“In all the circumstances, we believe the right thing for Judge Hlophe to do is to resign as judge president and as a judge.
“As regards the JSC, we find it puzzling that despite its [unanimous] characterisation of Judge Hlophe’s responses [on the Oasis issue] as ‘unsatisfactory’, it [by majority vote] decided to desist from requiring him to be examined in relation to these answers.
“Public confidence in the JSC as principled upholder of judicial independence and integrity may not have been served by these events.”
‘Slap on the wrist’
The Democratic Alliance said last week that the lack of legislation regulating the conduct of judges meant that Hlophe had got away with a “slap on the wrist”.

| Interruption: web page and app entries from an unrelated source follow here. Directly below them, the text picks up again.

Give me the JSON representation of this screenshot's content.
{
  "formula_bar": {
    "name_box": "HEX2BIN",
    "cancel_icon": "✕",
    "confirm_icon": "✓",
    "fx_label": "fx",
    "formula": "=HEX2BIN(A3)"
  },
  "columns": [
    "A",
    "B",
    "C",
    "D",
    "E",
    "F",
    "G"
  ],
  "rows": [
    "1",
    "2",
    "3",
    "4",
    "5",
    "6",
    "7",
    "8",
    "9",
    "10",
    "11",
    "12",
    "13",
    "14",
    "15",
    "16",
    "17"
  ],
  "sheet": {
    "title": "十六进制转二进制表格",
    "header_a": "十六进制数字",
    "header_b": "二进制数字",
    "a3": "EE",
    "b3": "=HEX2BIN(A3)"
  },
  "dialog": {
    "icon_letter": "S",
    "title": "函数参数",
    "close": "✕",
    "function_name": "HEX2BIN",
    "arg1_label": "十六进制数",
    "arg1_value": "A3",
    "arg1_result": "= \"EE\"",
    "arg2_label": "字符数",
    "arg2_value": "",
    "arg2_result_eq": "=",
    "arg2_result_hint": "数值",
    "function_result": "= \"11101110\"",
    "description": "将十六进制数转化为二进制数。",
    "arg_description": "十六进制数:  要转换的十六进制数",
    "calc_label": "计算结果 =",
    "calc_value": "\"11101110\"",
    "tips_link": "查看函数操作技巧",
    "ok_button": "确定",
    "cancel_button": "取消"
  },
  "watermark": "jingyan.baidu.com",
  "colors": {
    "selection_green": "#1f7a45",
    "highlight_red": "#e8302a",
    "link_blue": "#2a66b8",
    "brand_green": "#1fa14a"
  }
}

DA spokesperson on justice Sheila Camerer said Hlophe’s case highlighted the need to expedite the passing of such legislation.
“This absence is a result of delays in the passing of the Judicial Services Commission Amendment Bill—these amendments propose a code of conduct for judges, as well as rules governing the disclosure of assets and interests,” she said.
The justice portfolio committee, Camerer said, would hopefully schedule further meetings this year in an attempt to resolve outstanding issues, after which the Bill would go to the National Assembly for approval.
“Having been reprimanded by the JSC and facing further dressing down by three of the most senior judges, Hlophe’s case highlights the importance of expediting the proposed legislative changes—a code of conduct for judges is clearly needed,” she said.
The African Christian Democratic Party (ACDP) criticised the JSC’s decision not to hold an inquiry on Hlophe, saying there was sufficient evidence to warrant an investigation.
“The judiciary must be beyond reproach and the failure to hold an inquiry into the allegations will result in a cloud of suspicion hanging over the judge president’s head,” party spokesperson Steve Swart said in a statement.
The fact that JSC members were divided over Hlophe’s matter, Swart said, was evidence that certain members were protecting the Cape judge president.
“The conclusion is inescapable that certain JSC members have tried to cover up this serious matter,” he said.
However, Swart welcomed the JSC’s recommendation that specific guidelines on judges undertaking extra-judiciary work should be prescribed by legislation.
“We believe that these provisions will go a long way to protect the propriety of judges, which, together with the provisions relating to the disciplining of judges, will go a long way to hold judges accountable, without infringing upon the independence of judiciary,” he said.